 In 1967, Austin Goheen, plant pathologist with the U.S. Department of Agriculture and Professor at the University of California at Davis, was the first academic to realize that Primitivo and Zinfandel could be identical varieties. By 1994, collaboration between UC Davis and Italy’s Experimental Viticultural Institute of Conegliano brought definitive proof that the two varieties were genetically identical. Further research culminated in 2003’s genetic analysis that Italy’s Primitivo, the United States’ Zinfandel, and Croatia’s Crljenak kaštelanski/Pribidrag (now known as Tribidrag) all share the same DNA profile.

Adriatic Sea map courtesy of

The three clonal lines for the variety have evolved independently over time. A 2005 research report from a 2000 to 2003 study of Zinfandel and Primitivo plants in Fresno, California concluded that Primitivo ripened earlier, had similar or higher yield, and had similar or lower susceptibility to sour rot.

Croatia to Italy

In the 18th century, the grapes were brought across the Adriatic Sea from Croatia to Italy where they were planted and studied by a priest, Don Francesco Filippo Indellicati. Because the Tribidrag grapes ripened earlier than other varietals, he named them Primitivo, which translates to “first one”. (It is worthwhile to note that the Croatian name “Tribidrag” is derived from a Greek phrase meaning “early ripening”.) The grapes easily thrived in Puglia’s climate and became the most commonly planted varietal in the region.

Arrival in the United States

Horticulturist, George Gibbs, imported the Tribidrag varietal from the Austrian Imperial Nursery collection to the East Coast of the United States in the 1820s. At that time, the Austrian Empire ruled the kingdom of Hungary, which included Croatia.

Merriam-Webster suggests that the name Zinfandel was first used in 1858 and is probably a modification of the obsolete and misapplied Hungarian tzinifándli, czirifandli, which referred to an Austrian white wine grape, Zierfandler.

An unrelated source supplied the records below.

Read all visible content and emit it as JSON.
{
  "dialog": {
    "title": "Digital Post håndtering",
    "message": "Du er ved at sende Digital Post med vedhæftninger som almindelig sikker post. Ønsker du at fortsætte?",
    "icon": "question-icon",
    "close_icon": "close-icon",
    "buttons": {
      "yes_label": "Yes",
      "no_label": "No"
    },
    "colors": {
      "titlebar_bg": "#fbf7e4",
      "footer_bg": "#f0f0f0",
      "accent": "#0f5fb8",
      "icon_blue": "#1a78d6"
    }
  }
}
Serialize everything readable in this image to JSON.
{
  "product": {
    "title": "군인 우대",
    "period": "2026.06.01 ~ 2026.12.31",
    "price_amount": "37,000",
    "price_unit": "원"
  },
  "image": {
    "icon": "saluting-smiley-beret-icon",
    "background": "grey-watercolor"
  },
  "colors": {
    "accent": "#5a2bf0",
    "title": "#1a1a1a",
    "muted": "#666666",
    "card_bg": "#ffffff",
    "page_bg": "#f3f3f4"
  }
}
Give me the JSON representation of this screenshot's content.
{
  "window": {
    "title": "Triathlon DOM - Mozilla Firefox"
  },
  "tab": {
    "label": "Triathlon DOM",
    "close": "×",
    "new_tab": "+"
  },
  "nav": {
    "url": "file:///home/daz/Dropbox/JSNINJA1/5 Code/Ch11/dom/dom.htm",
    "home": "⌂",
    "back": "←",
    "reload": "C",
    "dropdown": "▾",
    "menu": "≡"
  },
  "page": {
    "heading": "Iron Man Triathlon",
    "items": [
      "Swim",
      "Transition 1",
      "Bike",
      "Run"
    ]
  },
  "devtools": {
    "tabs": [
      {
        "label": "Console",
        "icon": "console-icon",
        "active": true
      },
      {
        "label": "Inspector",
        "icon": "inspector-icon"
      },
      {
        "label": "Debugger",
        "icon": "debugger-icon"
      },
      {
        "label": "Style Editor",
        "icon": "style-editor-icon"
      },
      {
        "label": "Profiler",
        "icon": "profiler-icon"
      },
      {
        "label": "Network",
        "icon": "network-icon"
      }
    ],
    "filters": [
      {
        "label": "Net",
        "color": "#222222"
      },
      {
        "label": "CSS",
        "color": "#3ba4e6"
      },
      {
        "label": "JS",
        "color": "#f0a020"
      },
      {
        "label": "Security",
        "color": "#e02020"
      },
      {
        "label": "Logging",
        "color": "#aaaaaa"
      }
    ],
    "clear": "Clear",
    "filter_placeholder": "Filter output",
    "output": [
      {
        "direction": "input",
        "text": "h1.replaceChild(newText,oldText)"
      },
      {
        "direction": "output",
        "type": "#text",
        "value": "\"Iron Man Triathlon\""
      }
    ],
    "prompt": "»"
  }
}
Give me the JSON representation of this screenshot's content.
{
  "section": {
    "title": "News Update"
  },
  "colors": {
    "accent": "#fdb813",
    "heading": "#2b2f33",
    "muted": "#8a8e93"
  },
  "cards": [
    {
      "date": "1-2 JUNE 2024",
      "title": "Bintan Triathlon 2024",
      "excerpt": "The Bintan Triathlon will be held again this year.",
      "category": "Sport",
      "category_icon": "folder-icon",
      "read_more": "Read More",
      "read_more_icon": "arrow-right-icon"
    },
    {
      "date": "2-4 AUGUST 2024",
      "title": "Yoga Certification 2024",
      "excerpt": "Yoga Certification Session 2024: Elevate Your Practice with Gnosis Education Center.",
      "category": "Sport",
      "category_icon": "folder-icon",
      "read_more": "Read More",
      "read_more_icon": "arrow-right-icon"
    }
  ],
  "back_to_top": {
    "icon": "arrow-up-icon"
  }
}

Used as a table grape, Zinfandel was not recognized for its wine potential until it arrived in California, most likely around the time of the Gold Rush during the 1850s. Zinfandel was recognized as an exceptional grape variety for wine making in California in the 1880s and by 1884, it is estimated that Zinfandel accounted for half of California’s vineyards.

The Wine

Primitivo produces medium to full bodied wine that is notable for its intensity and complexity of fruit flavors and often contain a “jammy” component in both bouquet and flavor. The berries’ high sugar content tend to produce higher alcohol wines. (It’s a good idea to check the ABV on the label.)

As always, fermentation choices provide the foundation of the desired wine style while the selection of aging vessels influence the presence of tannins and smoothness of the wine.

Filling amphora with Primitivo
Filling the amphora with Primitivo

Dolio Winery’s Primitivo

With Primitivo in our wine menu, Dolio Winery can offer a full array of red Italian wines that range from bright, medium bodied wines to deep, smooth, full-bodied wines. Our first experience with Primitivo in 2014 vintage resulted in a Double Gold Award from the Seattle Wine Awards.

Our 2016 Primitivo is available as of this post. Our style highlights dried fig and raisins while brimming with jammy cherry notes. The deep, smooth finish features hints of white pepper. It may remind some of port wine.

To date, all of our released Primitivo wines have been through extensive barrel aging in American Oak barrels. These barrels help to accentuate the pairability with foods that are robust like BBQ pork. Equally delicious, the vanilla barrel overtones prefectly complement fudgy chocolate desserts.

Dolio Primitivo on Tasting Room wall
Dolio Winery’s 2016 Primitivo

Future vintages of Dolio Winery’s Primitivo include 2017, 2018 (aged in amphora), and a small batch from a temperamental 2019 vineyard year.